By Scott Craig for Westmont College


Westmont College will offer a bachelor of science degree in engineering with a concentration in mechanical engineering beginning in fall 2019, blending courses in engineering, physics, mathematics and chemistry and grounding the program in the college’s liberal arts tradition.

The new major continues Westmont’s tradition of cultivating innovation, collaboration, problem-solving and moral discernment in graduates.

“Through the ages, the greatest minds have possessed the unusual capacity to make connections across every discipline and in every sphere of life and thought — in the arts and sciences, in the humanities, in technology and industry, and in the rise of artificial intelligence and machine learning,” said President Gayle D. Beebe.

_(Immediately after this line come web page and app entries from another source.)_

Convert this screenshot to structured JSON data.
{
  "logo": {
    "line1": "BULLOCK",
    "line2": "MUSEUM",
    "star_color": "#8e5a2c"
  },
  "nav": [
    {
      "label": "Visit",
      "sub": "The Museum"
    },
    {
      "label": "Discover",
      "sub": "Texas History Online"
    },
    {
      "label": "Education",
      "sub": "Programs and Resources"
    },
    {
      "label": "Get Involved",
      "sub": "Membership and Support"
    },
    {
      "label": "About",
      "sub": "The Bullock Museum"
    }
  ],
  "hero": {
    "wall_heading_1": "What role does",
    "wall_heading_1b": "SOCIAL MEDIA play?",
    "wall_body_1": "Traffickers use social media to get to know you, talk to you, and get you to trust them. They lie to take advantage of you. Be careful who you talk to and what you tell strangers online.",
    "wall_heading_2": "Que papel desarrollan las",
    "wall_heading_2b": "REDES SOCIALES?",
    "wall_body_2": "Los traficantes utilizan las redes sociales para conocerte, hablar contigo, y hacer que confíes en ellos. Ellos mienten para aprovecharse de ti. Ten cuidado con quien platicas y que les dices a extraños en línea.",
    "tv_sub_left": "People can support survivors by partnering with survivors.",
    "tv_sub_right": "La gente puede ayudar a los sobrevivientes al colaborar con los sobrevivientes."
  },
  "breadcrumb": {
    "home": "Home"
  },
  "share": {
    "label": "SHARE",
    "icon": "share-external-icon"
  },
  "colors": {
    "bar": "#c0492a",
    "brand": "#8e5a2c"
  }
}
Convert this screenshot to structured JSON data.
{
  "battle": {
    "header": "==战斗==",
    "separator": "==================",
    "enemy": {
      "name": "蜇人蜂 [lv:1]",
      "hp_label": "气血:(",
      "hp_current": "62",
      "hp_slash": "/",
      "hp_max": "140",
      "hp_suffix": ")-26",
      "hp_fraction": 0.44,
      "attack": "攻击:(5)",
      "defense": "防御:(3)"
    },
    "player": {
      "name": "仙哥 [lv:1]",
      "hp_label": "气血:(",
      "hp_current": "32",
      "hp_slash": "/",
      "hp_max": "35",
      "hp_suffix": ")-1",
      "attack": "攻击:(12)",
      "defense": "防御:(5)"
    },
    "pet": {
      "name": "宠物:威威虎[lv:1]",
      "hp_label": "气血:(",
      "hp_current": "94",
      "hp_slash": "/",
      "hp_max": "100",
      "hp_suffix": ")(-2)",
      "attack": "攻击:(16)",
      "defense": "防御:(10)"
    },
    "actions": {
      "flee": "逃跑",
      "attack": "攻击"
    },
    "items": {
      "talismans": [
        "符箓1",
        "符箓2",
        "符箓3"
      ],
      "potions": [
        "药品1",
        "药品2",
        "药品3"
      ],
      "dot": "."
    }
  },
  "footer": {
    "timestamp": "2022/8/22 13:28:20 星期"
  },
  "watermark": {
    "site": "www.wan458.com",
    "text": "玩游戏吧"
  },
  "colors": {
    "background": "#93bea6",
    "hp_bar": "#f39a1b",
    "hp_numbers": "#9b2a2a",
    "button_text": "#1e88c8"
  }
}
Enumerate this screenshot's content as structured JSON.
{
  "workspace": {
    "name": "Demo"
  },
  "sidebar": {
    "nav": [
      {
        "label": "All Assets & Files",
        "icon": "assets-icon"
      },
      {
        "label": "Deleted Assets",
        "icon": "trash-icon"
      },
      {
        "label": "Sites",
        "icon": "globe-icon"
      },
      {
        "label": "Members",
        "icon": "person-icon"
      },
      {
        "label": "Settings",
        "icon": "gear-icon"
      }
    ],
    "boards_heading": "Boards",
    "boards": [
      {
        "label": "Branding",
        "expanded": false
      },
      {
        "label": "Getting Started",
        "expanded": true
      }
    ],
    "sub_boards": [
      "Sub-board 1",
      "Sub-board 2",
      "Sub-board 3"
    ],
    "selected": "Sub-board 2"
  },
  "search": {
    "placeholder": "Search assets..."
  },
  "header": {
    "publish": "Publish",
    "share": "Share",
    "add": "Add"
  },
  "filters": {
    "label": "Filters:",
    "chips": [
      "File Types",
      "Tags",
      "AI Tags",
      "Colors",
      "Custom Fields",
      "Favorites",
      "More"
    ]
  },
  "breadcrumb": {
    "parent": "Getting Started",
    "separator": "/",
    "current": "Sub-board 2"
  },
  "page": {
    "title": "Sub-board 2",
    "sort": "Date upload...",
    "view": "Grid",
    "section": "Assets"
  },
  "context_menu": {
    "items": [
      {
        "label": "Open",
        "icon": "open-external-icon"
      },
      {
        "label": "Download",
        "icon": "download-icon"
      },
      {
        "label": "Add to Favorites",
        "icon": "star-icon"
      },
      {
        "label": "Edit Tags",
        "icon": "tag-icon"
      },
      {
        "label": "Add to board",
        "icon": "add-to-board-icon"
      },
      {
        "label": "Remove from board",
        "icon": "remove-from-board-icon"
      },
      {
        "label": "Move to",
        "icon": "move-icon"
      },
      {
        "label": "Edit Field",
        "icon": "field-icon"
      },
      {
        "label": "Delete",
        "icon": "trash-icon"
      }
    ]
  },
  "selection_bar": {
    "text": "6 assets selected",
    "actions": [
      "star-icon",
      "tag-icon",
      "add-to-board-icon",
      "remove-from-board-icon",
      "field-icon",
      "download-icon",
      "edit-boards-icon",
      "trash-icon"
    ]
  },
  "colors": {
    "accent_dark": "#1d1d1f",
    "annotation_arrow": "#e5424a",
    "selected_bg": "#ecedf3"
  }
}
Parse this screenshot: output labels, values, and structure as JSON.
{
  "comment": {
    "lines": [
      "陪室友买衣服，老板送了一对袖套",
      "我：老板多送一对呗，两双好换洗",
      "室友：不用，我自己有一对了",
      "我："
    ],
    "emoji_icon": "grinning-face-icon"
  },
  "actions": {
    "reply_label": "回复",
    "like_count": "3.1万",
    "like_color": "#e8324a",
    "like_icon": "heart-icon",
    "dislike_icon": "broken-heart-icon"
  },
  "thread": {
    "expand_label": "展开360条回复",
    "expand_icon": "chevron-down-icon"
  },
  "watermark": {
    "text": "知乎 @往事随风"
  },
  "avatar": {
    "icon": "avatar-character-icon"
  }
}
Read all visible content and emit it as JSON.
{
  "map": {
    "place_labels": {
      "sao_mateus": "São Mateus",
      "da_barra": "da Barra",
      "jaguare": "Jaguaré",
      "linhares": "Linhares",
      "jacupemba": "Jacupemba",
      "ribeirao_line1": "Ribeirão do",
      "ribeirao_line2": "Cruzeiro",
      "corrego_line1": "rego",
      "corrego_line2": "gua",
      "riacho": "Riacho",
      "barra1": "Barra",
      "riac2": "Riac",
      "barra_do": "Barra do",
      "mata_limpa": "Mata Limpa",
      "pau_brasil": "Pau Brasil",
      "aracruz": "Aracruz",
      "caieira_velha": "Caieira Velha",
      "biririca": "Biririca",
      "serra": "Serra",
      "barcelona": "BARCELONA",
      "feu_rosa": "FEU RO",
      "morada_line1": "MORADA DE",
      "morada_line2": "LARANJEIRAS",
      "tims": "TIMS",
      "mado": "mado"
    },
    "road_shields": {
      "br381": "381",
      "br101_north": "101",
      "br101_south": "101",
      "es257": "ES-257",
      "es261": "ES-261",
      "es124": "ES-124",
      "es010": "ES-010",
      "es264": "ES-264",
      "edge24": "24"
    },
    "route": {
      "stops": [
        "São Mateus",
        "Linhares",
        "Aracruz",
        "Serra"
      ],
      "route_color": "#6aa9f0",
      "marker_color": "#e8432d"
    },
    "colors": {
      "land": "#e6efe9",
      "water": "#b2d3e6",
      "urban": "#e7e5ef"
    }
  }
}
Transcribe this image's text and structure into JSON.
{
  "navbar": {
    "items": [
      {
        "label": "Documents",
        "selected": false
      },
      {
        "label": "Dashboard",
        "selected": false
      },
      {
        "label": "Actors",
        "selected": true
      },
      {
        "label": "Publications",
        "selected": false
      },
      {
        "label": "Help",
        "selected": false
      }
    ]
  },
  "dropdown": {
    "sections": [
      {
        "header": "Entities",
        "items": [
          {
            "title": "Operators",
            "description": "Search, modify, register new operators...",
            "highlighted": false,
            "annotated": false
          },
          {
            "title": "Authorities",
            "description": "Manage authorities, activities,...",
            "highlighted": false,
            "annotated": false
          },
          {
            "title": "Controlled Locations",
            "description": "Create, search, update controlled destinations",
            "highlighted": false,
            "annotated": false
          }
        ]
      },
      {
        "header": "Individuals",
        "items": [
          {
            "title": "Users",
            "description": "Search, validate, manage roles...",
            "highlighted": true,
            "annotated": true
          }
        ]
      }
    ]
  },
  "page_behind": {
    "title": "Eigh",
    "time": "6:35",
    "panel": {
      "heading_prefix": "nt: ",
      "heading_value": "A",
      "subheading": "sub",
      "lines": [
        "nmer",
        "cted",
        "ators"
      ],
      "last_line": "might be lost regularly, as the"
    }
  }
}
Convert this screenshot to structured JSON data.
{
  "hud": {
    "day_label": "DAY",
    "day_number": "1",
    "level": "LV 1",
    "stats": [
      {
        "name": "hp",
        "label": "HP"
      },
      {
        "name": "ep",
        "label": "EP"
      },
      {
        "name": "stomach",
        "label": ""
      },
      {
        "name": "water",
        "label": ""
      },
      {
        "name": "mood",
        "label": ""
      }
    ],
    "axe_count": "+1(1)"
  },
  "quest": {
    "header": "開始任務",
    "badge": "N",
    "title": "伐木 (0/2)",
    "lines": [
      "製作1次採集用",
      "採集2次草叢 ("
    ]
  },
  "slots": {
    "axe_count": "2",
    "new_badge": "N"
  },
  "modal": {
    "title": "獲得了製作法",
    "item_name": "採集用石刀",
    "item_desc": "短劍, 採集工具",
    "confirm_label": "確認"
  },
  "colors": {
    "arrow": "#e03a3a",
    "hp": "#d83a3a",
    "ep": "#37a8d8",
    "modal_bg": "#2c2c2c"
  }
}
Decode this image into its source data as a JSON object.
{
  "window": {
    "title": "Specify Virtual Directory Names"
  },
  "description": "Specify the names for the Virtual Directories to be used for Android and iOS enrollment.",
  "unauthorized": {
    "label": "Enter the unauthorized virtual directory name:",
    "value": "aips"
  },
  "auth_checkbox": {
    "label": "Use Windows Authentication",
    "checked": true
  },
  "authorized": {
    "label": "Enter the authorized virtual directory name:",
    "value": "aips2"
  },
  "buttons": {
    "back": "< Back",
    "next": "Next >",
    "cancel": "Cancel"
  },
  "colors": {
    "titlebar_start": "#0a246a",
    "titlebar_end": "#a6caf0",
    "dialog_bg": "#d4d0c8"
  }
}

“We seek to make this remarkable capacity — the genius to find innovative solutions to enduring problems — a hallmark of our engineers,” he said.

The launch of the new program coincides with Westmont’s capital campaign to raise $250 million for new academic programs, student scholarships and long-term financial stability through endowment growth.

 “As educators and leaders in our world consider local and global challenges, more of the solutions and strategies require insights from engineers, especially when addressing social mobility, caring for the environment, reducing poverty and promoting human welfare,” said Provost Mark Sargent.

“Blending voices from engineers in discussions with economists, theologians, ethicists, historians, sociologists and other experts in the arts and sciences can enrich the ability of a Christian liberal arts community to cultivate justice, pursue peace and foster human flourishing,” he said.

Westmont is responding to an invitation from the National Science Foundation challenging schools to prepare adaptive engineers committed to blending science, engineering and the arts.

“The new engineering program offers a great opportunity to students who are technologically inclined but eager to ground their training in a rich Christian liberal arts tradition,” said Eileen McMahon McQuade, professor of biology and associate dean of faculty.

“Our engineering graduates will benefit from thorough technical and scientific training as well as an interdisciplinary sensitivity and moral imagination that the Christian liberal arts can nurture,” she said.